Many local starburst galaxies show blue-shifted Na D absorption line profiles (Phillips 1993; Heckman et al. 2000). The sodium D (NaI 5890, 5896) lines probe warm neutral gas, at a temperature of a few thousand degrees. In Heckman et al's sample of IR luminous starburst galaxies 19 out of a sample of 33 showed blue shifted absorption, typically extending out to terminal velocities between vterm = - 200 to -700 km/s (Fig. 2) in galaxies with rotation velocities between 140 and 330 km/s. Absorption is seen over a wide range in velocity, from the systemic velocity of the galaxy out to vterm, suggesting gas with multiple velocity components in the outflow. Those galaxies that show blue-shifted absorption tend to be more face-on than those that do not show absorption.

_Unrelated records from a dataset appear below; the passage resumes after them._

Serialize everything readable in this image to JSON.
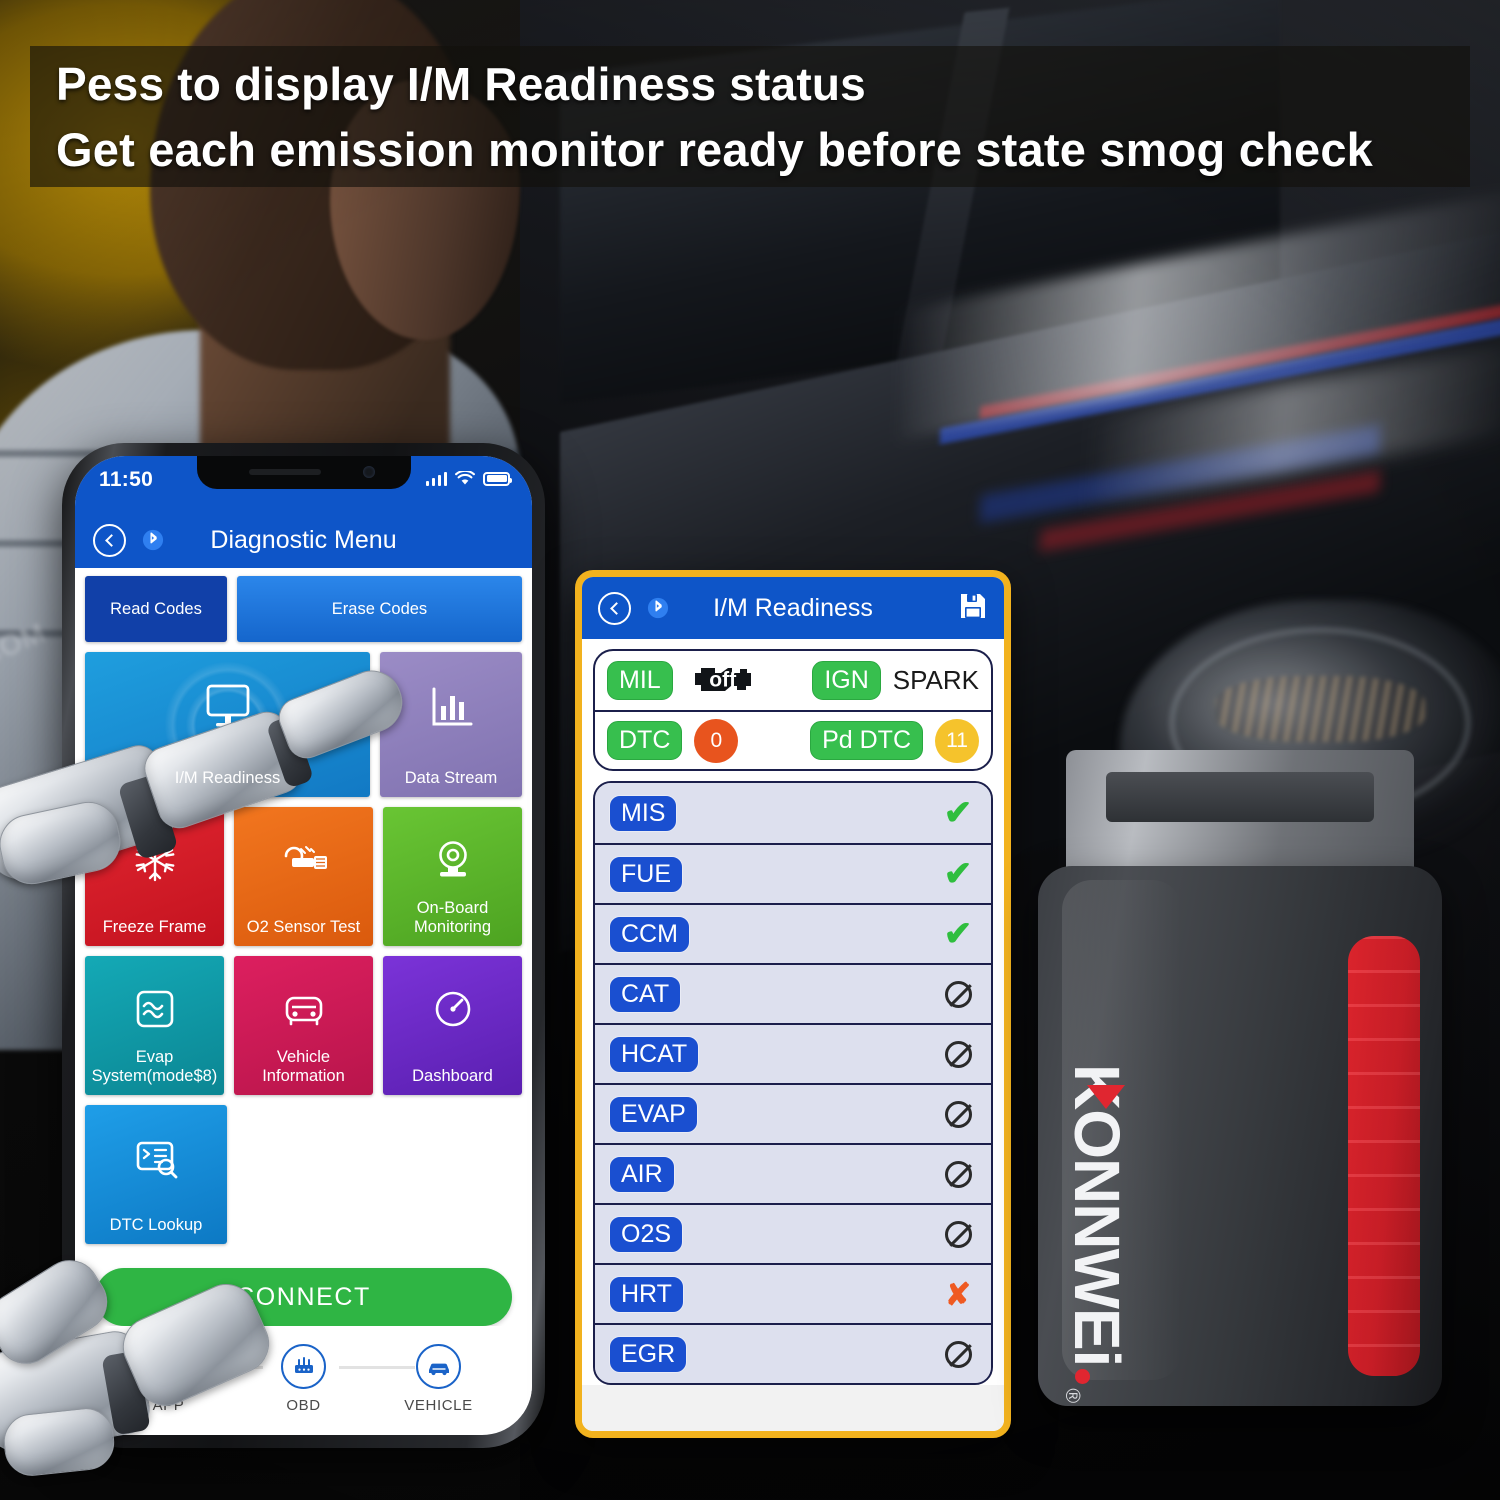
{
  "banner": {
    "line1": "Pess to display I/M Readiness status",
    "line2": "Get each emission monitor ready before state smog check"
  },
  "phone": {
    "status_bar": {
      "time": "11:50",
      "signal_icon": "signal-bars-icon",
      "wifi_icon": "wifi-icon",
      "battery_icon": "battery-icon"
    },
    "nav": {
      "title": "Diagnostic Menu",
      "back_icon": "back-chevron-icon",
      "bluetooth_icon": "bluetooth-icon"
    },
    "tiles": [
      {
        "label": "Read Codes",
        "icon": "none",
        "color": "#1140a8"
      },
      {
        "label": "Erase Codes",
        "icon": "none",
        "color": "#1f72dd"
      },
      {
        "label": "I/M Readiness",
        "icon": "monitor-icon",
        "color": "#1792d6"
      },
      {
        "label": "Data Stream",
        "icon": "bar-chart-icon",
        "color": "#8c7cbb"
      },
      {
        "label": "Freeze Frame",
        "icon": "snowflake-icon",
        "color": "#d81f2a"
      },
      {
        "label": "O2 Sensor Test",
        "icon": "oxygen-sensor-icon",
        "color": "#ec6816"
      },
      {
        "label": "On-Board Monitoring",
        "icon": "camera-icon",
        "color": "#5fb92d"
      },
      {
        "label": "Evap System(mode$8)",
        "icon": "wave-box-icon",
        "color": "#0f9aa8"
      },
      {
        "label": "Vehicle Information",
        "icon": "car-front-icon",
        "color": "#cc1a56"
      },
      {
        "label": "Dashboard",
        "icon": "gauge-icon",
        "color": "#6a2bc4"
      },
      {
        "label": "DTC Lookup",
        "icon": "code-search-icon",
        "color": "#1a8fdc"
      }
    ],
    "connect_button": "CONNECT",
    "steps": [
      {
        "label": "APP",
        "icon": "app-icon"
      },
      {
        "label": "OBD",
        "icon": "obd-adapter-icon"
      },
      {
        "label": "VEHICLE",
        "icon": "car-icon"
      }
    ]
  },
  "im_readiness": {
    "nav": {
      "title": "I/M Readiness",
      "back_icon": "back-chevron-icon",
      "bluetooth_icon": "bluetooth-icon",
      "save_icon": "save-floppy-icon"
    },
    "summary": [
      {
        "label": "MIL",
        "value": "off",
        "value_kind": "engine-icon",
        "label_color": "#37bf4e"
      },
      {
        "label": "IGN",
        "value": "SPARK",
        "value_kind": "text",
        "label_color": "#37bf4e"
      },
      {
        "label": "DTC",
        "value": "0",
        "value_kind": "dot",
        "label_color": "#37bf4e",
        "dot_color": "#e8541e"
      },
      {
        "label": "Pd DTC",
        "value": "11",
        "value_kind": "dot",
        "label_color": "#37bf4e",
        "dot_color": "#f5c32c"
      }
    ],
    "monitors": [
      {
        "name": "MIS",
        "status": "ready"
      },
      {
        "name": "FUE",
        "status": "ready"
      },
      {
        "name": "CCM",
        "status": "ready"
      },
      {
        "name": "CAT",
        "status": "na"
      },
      {
        "name": "HCAT",
        "status": "na"
      },
      {
        "name": "EVAP",
        "status": "na"
      },
      {
        "name": "AIR",
        "status": "na"
      },
      {
        "name": "O2S",
        "status": "na"
      },
      {
        "name": "HRT",
        "status": "not-ready"
      },
      {
        "name": "EGR",
        "status": "na"
      }
    ],
    "status_glyphs": {
      "ready": "✔",
      "not-ready": "✘",
      "na": "na-circle-icon"
    }
  },
  "device": {
    "brand_k": "K",
    "brand_rest": "ONNWE",
    "brand_i": "i",
    "brand_mark": "®"
  },
  "background": {
    "shirt_text": ".COM"
  },
  "colors": {
    "nav_blue": "#0e55c8",
    "panel_border_yellow": "#f2b21e",
    "green": "#37bf4e",
    "tag_blue": "#1a4fd0",
    "orange": "#e8541e",
    "yellow": "#f5c32c",
    "connect_green": "#2fb544",
    "device_red": "#e02630"
  }
}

Figure 2. A representative sample of Na D absorption line profiles for four starburst galaxies, adapted from the larger sample shown in Heckman et al. (2000). The dashed vertical lines show the expected centroids of the Na D doublet at the systemic velocity of the galaxy. Horizontal bars represent a blue shift of 500 km/s. Note the strongly blue-shifted Na D absorption in NGC 3526, NGC 1808 and Mrk 273 due to the superwinds in these galaxies.
This is consistent with a model where the blue-shifted absorption features arise in cool ambient gas entrained into a weakly collimated outflow along the minor axis of the galaxy. The gas initially has low velocity, giving rise to absorption near the systemic velocity of the galaxy, but is accelerated to higher velocity by the ram pressure of the SN-ejecta wind.

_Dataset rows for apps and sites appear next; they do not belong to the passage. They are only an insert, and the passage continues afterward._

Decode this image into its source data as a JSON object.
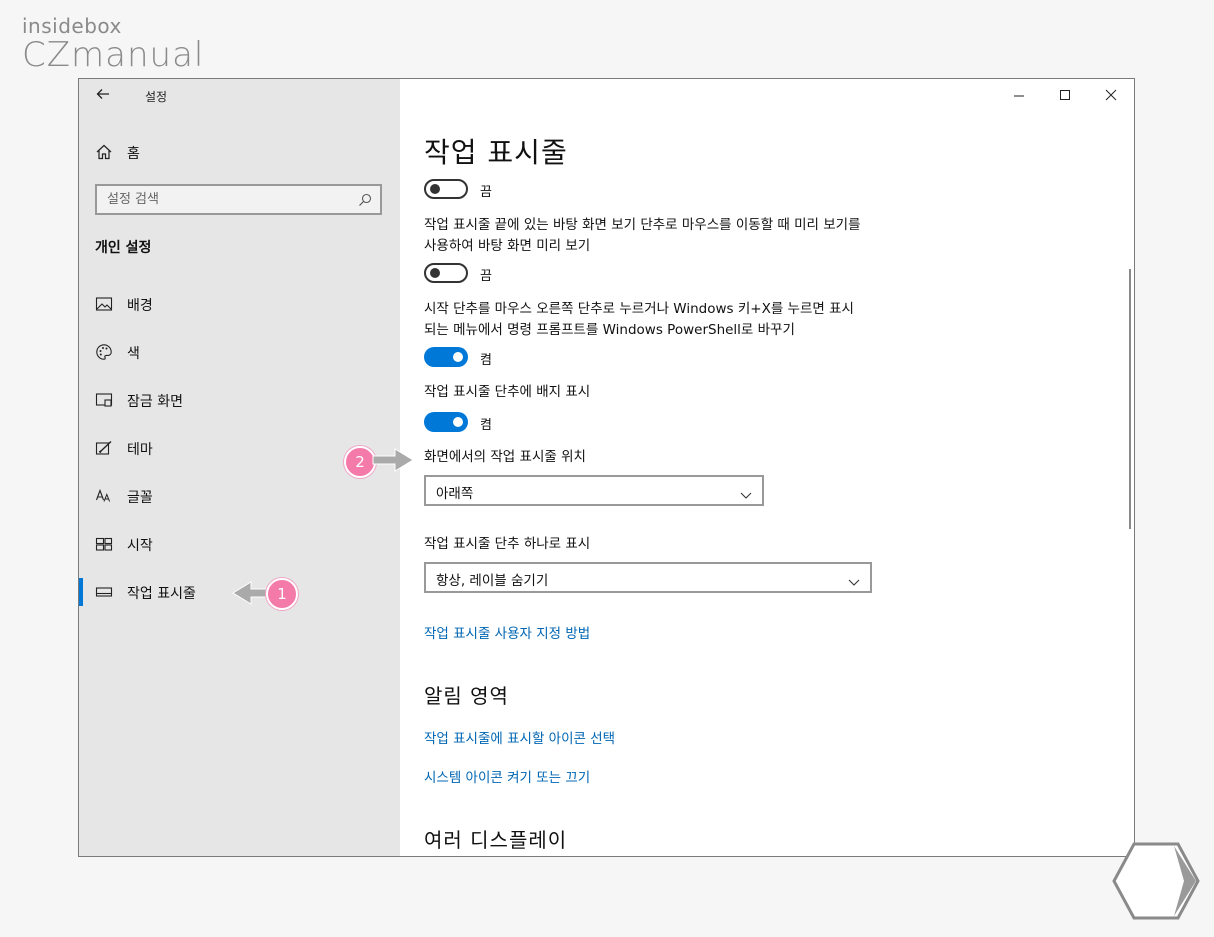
{
  "brand": {
    "small": "insidebox",
    "big": "CZmanual"
  },
  "window": {
    "title": "설정"
  },
  "sidebar": {
    "home": "홈",
    "search_placeholder": "설정 검색",
    "section": "개인 설정",
    "items": [
      {
        "label": "배경",
        "icon": "picture-icon"
      },
      {
        "label": "색",
        "icon": "palette-icon"
      },
      {
        "label": "잠금 화면",
        "icon": "lock-screen-icon"
      },
      {
        "label": "테마",
        "icon": "theme-icon"
      },
      {
        "label": "글꼴",
        "icon": "font-icon"
      },
      {
        "label": "시작",
        "icon": "start-icon"
      },
      {
        "label": "작업 표시줄",
        "icon": "taskbar-icon",
        "active": true
      }
    ]
  },
  "main": {
    "title": "작업 표시줄",
    "toggle1": {
      "state": "끔"
    },
    "setting2": {
      "text": "작업 표시줄 끝에 있는 바탕 화면 보기 단추로 마우스를 이동할 때 미리 보기를 사용하여 바탕 화면 미리 보기",
      "state": "끔"
    },
    "setting3": {
      "text": "시작 단추를 마우스 오른쪽 단추로 누르거나 Windows 키+X를 누르면 표시되는 메뉴에서 명령 프롬프트를 Windows PowerShell로 바꾸기",
      "state": "켬"
    },
    "setting4": {
      "text": "작업 표시줄 단추에 배지 표시",
      "state": "켬"
    },
    "position": {
      "label": "화면에서의 작업 표시줄 위치",
      "value": "아래쪽"
    },
    "combine": {
      "label": "작업 표시줄 단추 하나로 표시",
      "value": "항상, 레이블 숨기기"
    },
    "link_customize": "작업 표시줄 사용자 지정 방법",
    "notification": {
      "heading": "알림 영역",
      "link1": "작업 표시줄에 표시할 아이콘 선택",
      "link2": "시스템 아이콘 켜기 또는 끄기"
    },
    "multi_display": {
      "heading": "여러 디스플레이"
    }
  },
  "annotations": {
    "badge1": "1",
    "badge2": "2"
  },
  "colors": {
    "accent": "#0078d7",
    "link": "#0066b4",
    "badge": "#f37aa9"
  }
}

This cool gas dominates the total mass in the outflow. For a typical starburst in this sample (LFIR ~ 2 × 1011 L) the mass of warm neutral gas is MNaD ~ 5 × 108Msun. The mass flow rate in this component significantly exceeds the mass injection rate due to SNe and stellar winds and is comparable to the gas consumption rate due to star formation (NaD ~ 3 - 10 × SN ~ SF). Although not highly metal-enriched, this component is significant in terms of total mass of metals transported out of the disk of the galaxy.

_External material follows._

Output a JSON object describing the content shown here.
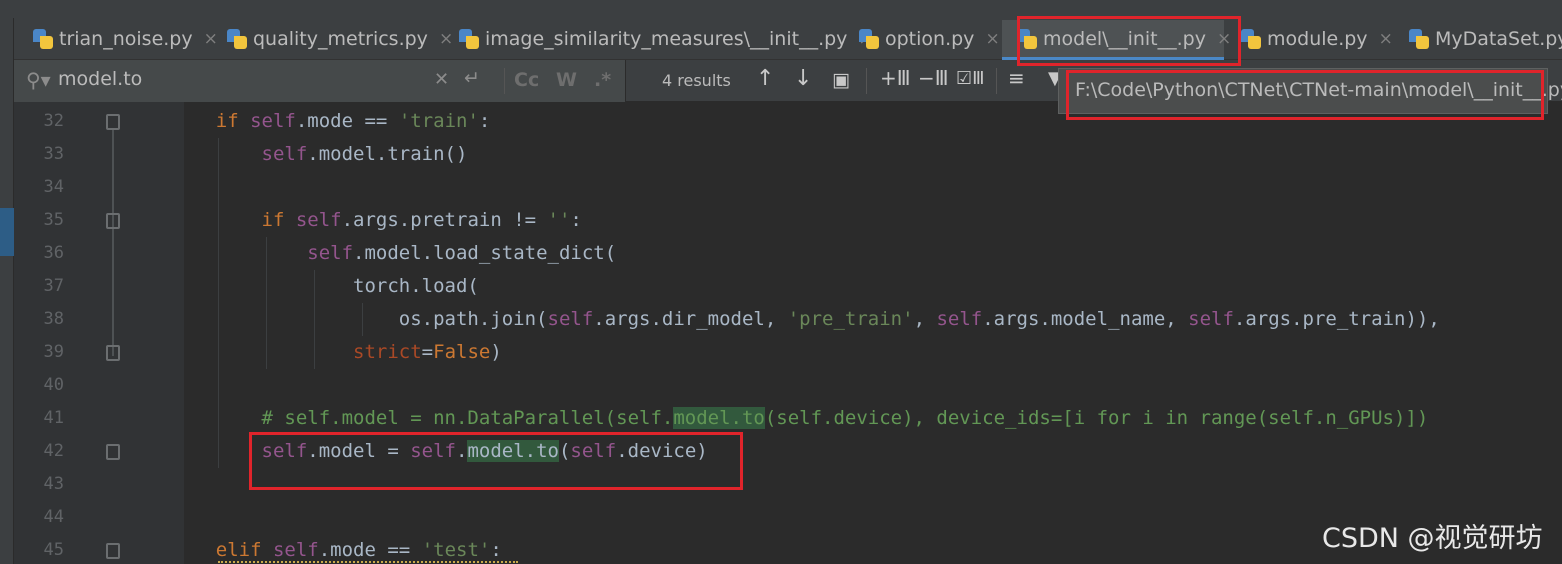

Does this gas escape the galaxy and pollute the IGM? The observed terminal velocities are typically several times the rotational velocity of the galaxy, comparable to or greater than the galactic escape velocity assuming vesc ~ 3 × vrot. It should be stressed that even if v < vesc, this does not automatically imply that the gas is retained by the galaxy. The motion of this cool gas is not simply ballistic, as the clouds are carried along by the wind. The long term fate of this gas is unknown, and depends more on on hydrodynamic forces (wind ram pressure, retardation by halo gas) than the gravitational potential of the galaxy.